Ah, what science really needs is a Madison Avenue publicist.
The needle may be one of addiction's enduring symbols, but two Houston researchers hope injections of modified cocaine actually provide the first-ever medication for people hooked on the destructive drug.Sorry, I mean this article from the Jan 2 AP:
(AP) Two Baylor College of Medicine researchers in Houston are working on a cocaine vaccine they hope will become the first-ever medication to treat people hooked on the drug.
Hmm. That's weird. Similar phrasing and word choices.
Certainly the internet is ablaze with discussion about the clinical and ethical repercussions. Slashdot, aka "If You Don't Use Ubuntu You Probably Voted For Bush" had more comments (713) about this article than any other that week.
While the comments were (mostly) intelligent, no one thought to ask why this story appears now.
Especially since this vaccine has been in active investigation since 1999. And, especially since there isn't one cocaine vaccine, but three completely different ones by different groups. So much for "first-ever." Why didn't those groups get news coverage? Are the Baylor guys that far ahead?

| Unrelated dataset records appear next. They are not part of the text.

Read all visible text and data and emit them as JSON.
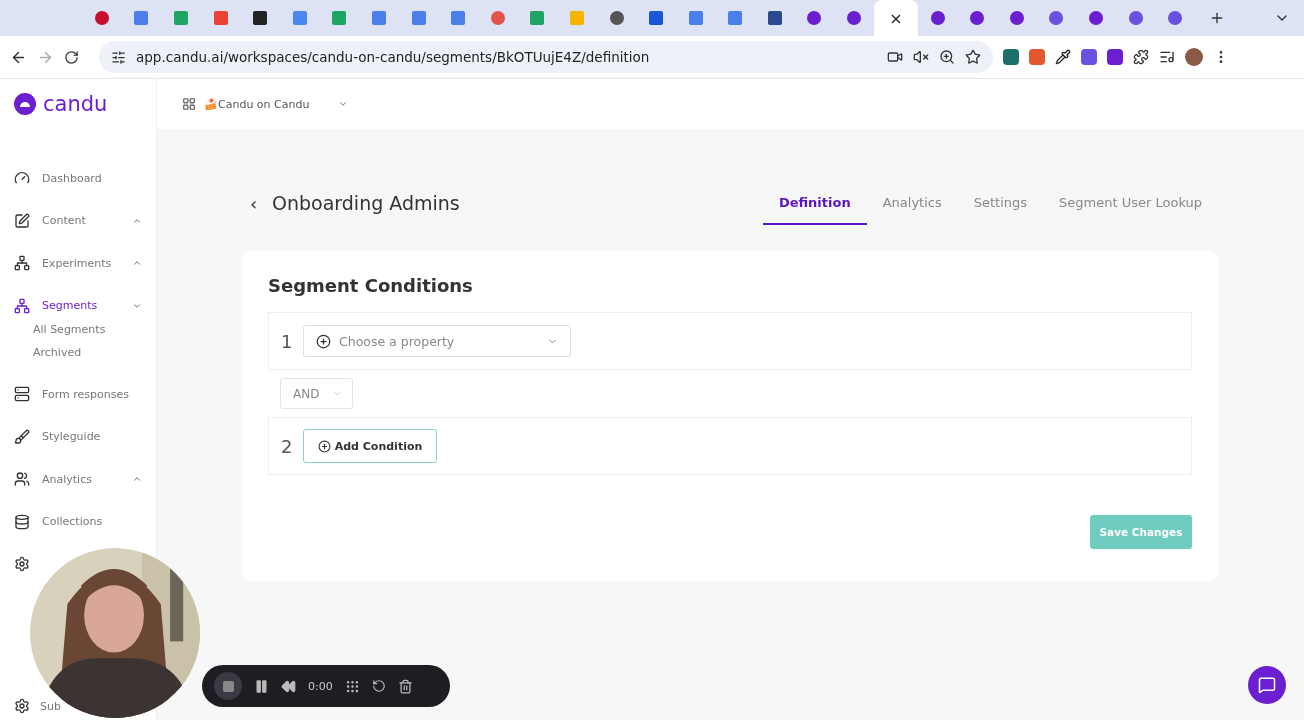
{
  "browser": {
    "tabs": [
      {
        "kind": "record",
        "selected": false
      },
      {
        "kind": "doc",
        "selected": false
      },
      {
        "kind": "sheet",
        "selected": false
      },
      {
        "kind": "mail",
        "selected": false
      },
      {
        "kind": "dark",
        "selected": false
      },
      {
        "kind": "calendar",
        "selected": false
      },
      {
        "kind": "sheet",
        "selected": false
      },
      {
        "kind": "doc",
        "selected": false
      },
      {
        "kind": "doc",
        "selected": false
      },
      {
        "kind": "doc",
        "selected": false
      },
      {
        "kind": "branch",
        "selected": false
      },
      {
        "kind": "sheet",
        "selected": false
      },
      {
        "kind": "slides",
        "selected": false
      },
      {
        "kind": "globe",
        "selected": false
      },
      {
        "kind": "play",
        "selected": false
      },
      {
        "kind": "doc",
        "selected": false
      },
      {
        "kind": "doc",
        "selected": false
      },
      {
        "kind": "bars",
        "selected": false
      },
      {
        "kind": "candu",
        "selected": false
      },
      {
        "kind": "candu",
        "selected": false
      },
      {
        "kind": "close",
        "selected": true,
        "label": "×"
      },
      {
        "kind": "candu",
        "selected": false
      },
      {
        "kind": "candu",
        "selected": false
      },
      {
        "kind": "candu",
        "selected": false
      },
      {
        "kind": "star",
        "selected": false
      },
      {
        "kind": "candu",
        "selected": false
      },
      {
        "kind": "star",
        "selected": false
      },
      {
        "kind": "star",
        "selected": false
      }
    ],
    "url": "app.candu.ai/workspaces/candu-on-candu/segments/BkOTUujE4Z/definition"
  },
  "app": {
    "logo": "candu",
    "workspace": "🍰Candu on Candu"
  },
  "sidebar": {
    "items": [
      {
        "kind": "dashboard",
        "label": "Dashboard",
        "selected": false
      },
      {
        "kind": "content",
        "label": "Content",
        "selected": false,
        "expanded": false
      },
      {
        "kind": "experiments",
        "label": "Experiments",
        "selected": false,
        "expanded": false
      },
      {
        "kind": "segments",
        "label": "Segments",
        "selected": true,
        "expanded": true,
        "children": [
          {
            "label": "All Segments"
          },
          {
            "label": "Archived"
          }
        ]
      },
      {
        "kind": "forms",
        "label": "Form responses",
        "selected": false
      },
      {
        "kind": "styleguide",
        "label": "Styleguide",
        "selected": false
      },
      {
        "kind": "analytics",
        "label": "Analytics",
        "selected": false,
        "expanded": false
      },
      {
        "kind": "collections",
        "label": "Collections",
        "selected": false
      },
      {
        "kind": "settings",
        "selected": false
      },
      {
        "kind": "settings",
        "label": "Sub",
        "selected": false
      }
    ]
  },
  "page": {
    "back": "‹",
    "title": "Onboarding Admins",
    "tabs": [
      {
        "label": "Definition",
        "selected": true
      },
      {
        "label": "Analytics",
        "selected": false
      },
      {
        "label": "Settings",
        "selected": false
      },
      {
        "label": "Segment User Lookup",
        "selected": false
      }
    ],
    "heading": "Segment Conditions",
    "conditions": [
      {
        "number": "1",
        "kind": "select",
        "placeholder": "Choose a property"
      },
      {
        "number": "2",
        "kind": "add",
        "label": "Add Condition"
      }
    ],
    "operator": "AND",
    "save": "Save Changes"
  },
  "recorder": {
    "time": "0:00"
  }
}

Every new source (e.g. Wired) used either the Houston Chonicle or the AP version of the story, which isn't atypical-- but what about other countries? What about the BBC, surely they must have their own reporters on the case?
No. The only articles on BBC come from 2002-2004-- years when there were no U.S. news stories about the cocaine vaccine. (There was a Scientific American story in 12/04.) Why the oceanic divide in reporting, if this is relevant to people everywhere?
Follow the trail:
- 1996: cocaine vaccine was developed by ImmuLogic (defunct), announced in Nature.
- 1999: sold to Cantab Pharmaceuticals
- 2001: Cantab merges into Xenova
- 2005: Xenova bought by Celtic Pharma (really a private equity firm, that also holds the nicotine vaccine.)
ImmuLogic and Celtic are U.S. companies; Cantab and Xenova are British.
It couldn't be that simple, could it?
A possible explanation for the similar phrasing and word choice is plagiarism, but that's unlikely; a more plausible explanation is that both articles drew from a prepared statement supplied by the lab/company.
Could company publicists have called up the relevant news outlets at various times to let them know of their "new" drug? Looks that way.
But why now?
From the Chronicle:
Kosten, who joined Baylor 18 months ago, asked the Food and Drug Administration in December to green-light a multi-institutional trial to begin in the spring.Sorry, I meant:
(AP) Kosten asked the Food and Drug Administration in December to green-light a multi-institutional trial to begin in the spring and is awaiting a response.I certainly can't blame the companies or Kosten for the maneuver, if that's in fact what they did. A little public pressure on the FDA may be just the thing to sway votes.
Hell, I wish it worked on the Federal Reserve.